THE DATA: Begin
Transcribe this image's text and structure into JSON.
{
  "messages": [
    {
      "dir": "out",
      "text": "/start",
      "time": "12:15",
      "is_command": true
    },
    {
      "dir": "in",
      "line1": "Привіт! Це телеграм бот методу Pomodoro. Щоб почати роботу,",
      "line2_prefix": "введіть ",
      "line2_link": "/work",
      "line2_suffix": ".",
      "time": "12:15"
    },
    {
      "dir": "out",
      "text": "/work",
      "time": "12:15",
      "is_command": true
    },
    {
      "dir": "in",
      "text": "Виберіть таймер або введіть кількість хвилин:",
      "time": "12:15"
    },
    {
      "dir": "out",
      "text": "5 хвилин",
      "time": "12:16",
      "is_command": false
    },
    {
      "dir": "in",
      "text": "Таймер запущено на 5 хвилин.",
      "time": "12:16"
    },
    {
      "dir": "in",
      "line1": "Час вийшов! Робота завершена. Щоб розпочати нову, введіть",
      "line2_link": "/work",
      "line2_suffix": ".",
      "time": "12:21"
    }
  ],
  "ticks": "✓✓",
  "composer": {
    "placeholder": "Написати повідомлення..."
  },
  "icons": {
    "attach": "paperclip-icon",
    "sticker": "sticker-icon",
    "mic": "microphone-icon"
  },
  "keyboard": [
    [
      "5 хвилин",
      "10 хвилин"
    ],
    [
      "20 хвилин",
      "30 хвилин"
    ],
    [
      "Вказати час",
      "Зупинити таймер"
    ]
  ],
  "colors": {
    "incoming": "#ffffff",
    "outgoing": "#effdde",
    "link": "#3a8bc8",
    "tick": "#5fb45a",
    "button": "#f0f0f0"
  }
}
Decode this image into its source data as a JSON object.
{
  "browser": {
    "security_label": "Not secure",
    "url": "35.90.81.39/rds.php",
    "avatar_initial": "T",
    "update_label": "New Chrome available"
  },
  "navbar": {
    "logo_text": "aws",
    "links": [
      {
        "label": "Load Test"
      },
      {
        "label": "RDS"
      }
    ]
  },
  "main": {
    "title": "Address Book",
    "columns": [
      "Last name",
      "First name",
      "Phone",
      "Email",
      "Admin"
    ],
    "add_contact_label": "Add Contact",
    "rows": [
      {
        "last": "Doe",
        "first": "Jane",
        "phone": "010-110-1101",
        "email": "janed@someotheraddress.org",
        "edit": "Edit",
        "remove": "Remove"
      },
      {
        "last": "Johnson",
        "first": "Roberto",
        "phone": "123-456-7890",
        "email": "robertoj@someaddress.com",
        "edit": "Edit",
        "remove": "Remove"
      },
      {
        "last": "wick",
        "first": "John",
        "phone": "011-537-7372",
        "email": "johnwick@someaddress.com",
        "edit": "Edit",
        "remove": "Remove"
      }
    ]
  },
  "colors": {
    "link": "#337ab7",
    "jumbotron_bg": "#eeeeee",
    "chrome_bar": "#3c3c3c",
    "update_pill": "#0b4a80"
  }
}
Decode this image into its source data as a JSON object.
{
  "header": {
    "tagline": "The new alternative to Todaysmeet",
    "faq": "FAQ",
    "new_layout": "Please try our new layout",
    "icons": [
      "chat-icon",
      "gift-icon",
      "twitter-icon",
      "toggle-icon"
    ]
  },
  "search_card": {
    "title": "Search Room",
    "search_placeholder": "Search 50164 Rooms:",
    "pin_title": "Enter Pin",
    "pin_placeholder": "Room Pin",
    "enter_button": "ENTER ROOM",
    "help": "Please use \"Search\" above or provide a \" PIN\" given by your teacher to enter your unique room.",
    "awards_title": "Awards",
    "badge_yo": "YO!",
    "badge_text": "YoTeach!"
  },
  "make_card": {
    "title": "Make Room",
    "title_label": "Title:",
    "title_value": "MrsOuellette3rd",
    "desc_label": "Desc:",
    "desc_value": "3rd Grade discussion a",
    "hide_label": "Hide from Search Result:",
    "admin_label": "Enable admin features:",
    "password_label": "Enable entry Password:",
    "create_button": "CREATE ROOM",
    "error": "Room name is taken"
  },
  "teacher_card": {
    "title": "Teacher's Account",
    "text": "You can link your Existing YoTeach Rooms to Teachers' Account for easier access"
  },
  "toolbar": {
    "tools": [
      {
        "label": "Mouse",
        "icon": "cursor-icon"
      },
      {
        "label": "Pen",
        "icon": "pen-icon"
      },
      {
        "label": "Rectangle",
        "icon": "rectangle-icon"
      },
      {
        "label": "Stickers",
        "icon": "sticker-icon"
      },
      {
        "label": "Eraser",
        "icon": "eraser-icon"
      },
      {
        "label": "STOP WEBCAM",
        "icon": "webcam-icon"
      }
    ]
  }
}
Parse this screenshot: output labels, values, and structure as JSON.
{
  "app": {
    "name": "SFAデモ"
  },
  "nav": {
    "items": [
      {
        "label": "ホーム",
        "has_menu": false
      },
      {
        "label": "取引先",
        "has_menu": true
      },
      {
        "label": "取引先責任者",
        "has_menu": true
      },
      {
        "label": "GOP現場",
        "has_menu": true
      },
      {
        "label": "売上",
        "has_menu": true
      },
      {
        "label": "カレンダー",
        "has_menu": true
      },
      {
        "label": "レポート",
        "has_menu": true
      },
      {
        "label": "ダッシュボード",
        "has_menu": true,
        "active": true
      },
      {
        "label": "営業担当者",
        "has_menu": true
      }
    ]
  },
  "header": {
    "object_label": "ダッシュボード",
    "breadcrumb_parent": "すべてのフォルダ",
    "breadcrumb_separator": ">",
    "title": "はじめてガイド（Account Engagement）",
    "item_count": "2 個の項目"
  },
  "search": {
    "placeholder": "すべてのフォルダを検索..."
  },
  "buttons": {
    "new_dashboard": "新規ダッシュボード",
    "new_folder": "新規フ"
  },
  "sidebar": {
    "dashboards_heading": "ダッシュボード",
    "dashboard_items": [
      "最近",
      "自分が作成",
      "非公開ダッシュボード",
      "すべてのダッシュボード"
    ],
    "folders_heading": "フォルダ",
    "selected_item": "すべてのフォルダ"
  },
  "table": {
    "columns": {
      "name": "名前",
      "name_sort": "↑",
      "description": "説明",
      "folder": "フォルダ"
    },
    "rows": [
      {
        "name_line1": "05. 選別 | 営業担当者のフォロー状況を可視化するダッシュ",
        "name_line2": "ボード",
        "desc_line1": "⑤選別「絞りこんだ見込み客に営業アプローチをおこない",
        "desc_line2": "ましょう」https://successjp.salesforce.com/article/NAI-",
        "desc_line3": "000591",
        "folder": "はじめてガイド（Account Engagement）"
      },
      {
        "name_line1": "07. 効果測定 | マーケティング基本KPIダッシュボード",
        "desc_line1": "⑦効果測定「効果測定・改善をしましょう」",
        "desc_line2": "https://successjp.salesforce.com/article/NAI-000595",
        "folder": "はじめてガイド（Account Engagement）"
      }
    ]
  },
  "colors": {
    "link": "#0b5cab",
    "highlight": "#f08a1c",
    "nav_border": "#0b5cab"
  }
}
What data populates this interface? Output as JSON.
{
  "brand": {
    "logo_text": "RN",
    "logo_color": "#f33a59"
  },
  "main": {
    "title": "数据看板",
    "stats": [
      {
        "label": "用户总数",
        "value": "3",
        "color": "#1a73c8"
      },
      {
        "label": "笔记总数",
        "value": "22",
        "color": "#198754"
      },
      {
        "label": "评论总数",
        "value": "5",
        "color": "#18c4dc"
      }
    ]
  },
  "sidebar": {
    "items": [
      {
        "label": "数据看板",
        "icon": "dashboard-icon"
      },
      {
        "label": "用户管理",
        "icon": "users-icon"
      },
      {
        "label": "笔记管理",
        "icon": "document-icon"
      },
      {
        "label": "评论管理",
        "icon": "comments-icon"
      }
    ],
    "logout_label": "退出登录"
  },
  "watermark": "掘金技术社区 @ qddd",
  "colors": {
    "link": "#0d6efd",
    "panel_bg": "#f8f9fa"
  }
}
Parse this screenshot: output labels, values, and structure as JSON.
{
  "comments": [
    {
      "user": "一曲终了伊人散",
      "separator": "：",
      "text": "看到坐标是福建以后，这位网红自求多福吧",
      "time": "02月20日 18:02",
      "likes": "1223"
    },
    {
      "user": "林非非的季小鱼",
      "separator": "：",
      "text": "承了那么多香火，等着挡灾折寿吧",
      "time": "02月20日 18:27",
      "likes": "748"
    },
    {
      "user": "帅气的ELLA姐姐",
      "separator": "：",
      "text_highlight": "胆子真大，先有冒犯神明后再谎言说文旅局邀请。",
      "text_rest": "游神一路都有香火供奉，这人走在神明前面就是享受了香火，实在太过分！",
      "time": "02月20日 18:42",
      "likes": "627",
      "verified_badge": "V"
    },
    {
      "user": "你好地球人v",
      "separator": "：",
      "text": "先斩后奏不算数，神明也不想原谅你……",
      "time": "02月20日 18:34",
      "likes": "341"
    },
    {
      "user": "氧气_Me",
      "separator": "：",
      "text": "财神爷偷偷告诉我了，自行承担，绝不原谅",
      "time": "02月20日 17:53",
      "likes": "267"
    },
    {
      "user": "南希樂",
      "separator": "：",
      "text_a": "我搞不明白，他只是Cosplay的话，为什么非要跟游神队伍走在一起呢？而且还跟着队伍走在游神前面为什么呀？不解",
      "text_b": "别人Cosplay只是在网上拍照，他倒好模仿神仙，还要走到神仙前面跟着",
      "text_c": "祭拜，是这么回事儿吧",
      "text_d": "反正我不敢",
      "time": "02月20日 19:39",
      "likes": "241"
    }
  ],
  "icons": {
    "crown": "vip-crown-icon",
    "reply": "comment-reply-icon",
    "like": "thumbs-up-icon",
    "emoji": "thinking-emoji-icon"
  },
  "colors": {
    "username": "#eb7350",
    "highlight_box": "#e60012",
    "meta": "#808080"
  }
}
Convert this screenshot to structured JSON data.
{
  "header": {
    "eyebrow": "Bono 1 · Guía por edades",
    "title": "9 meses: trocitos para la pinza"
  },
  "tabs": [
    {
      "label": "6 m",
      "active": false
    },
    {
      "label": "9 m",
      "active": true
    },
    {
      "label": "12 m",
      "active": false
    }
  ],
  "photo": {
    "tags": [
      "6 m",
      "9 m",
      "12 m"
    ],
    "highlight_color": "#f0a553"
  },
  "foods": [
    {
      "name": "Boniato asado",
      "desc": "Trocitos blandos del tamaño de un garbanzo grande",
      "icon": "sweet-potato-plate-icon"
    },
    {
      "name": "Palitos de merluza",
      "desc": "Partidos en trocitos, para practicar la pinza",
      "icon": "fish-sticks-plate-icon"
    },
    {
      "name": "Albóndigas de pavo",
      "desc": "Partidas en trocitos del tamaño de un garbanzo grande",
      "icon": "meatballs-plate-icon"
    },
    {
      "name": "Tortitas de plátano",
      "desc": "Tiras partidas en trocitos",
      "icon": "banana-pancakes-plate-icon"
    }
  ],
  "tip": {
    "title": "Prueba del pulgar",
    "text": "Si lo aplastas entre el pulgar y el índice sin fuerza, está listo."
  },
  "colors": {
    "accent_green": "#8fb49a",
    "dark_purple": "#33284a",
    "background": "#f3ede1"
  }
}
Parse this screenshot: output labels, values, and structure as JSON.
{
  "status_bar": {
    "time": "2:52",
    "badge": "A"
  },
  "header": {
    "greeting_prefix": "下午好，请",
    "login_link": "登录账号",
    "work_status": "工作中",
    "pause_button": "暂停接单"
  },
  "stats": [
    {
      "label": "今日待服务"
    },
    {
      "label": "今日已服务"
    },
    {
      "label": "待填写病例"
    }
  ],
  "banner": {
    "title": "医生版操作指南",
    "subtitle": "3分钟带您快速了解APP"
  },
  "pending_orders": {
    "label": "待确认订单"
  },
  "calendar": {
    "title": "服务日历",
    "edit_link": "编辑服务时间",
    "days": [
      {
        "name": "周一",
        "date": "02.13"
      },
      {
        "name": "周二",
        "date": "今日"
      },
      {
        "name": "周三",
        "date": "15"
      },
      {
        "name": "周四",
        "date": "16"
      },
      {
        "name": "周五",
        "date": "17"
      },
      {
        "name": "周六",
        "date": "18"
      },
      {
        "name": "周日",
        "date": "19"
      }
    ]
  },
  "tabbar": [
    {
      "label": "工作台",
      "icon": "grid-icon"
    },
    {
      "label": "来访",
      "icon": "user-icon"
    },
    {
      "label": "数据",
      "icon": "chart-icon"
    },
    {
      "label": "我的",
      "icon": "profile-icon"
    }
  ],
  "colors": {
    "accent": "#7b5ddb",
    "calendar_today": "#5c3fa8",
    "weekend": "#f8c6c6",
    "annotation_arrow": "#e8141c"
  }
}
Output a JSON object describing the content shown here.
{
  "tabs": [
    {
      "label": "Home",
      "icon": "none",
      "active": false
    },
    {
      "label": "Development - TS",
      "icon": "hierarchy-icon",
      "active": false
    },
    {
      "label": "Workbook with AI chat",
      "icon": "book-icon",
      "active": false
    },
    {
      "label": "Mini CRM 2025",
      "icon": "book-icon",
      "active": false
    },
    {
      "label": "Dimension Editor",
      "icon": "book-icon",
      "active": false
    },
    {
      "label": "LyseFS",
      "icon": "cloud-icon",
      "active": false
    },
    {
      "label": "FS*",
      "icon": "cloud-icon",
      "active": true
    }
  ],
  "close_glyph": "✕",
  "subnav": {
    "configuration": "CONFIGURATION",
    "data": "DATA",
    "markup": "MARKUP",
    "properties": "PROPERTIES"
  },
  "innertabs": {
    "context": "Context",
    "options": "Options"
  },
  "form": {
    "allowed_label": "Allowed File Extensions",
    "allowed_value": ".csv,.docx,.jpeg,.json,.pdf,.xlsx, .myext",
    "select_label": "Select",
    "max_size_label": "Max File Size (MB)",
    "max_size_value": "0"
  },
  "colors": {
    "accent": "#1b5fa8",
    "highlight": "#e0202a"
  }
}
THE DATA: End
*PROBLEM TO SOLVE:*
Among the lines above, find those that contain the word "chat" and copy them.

*SOLUTION TO THIS PROBLEM:*
      "chat-icon",
      "label": "Workbook with AI chat",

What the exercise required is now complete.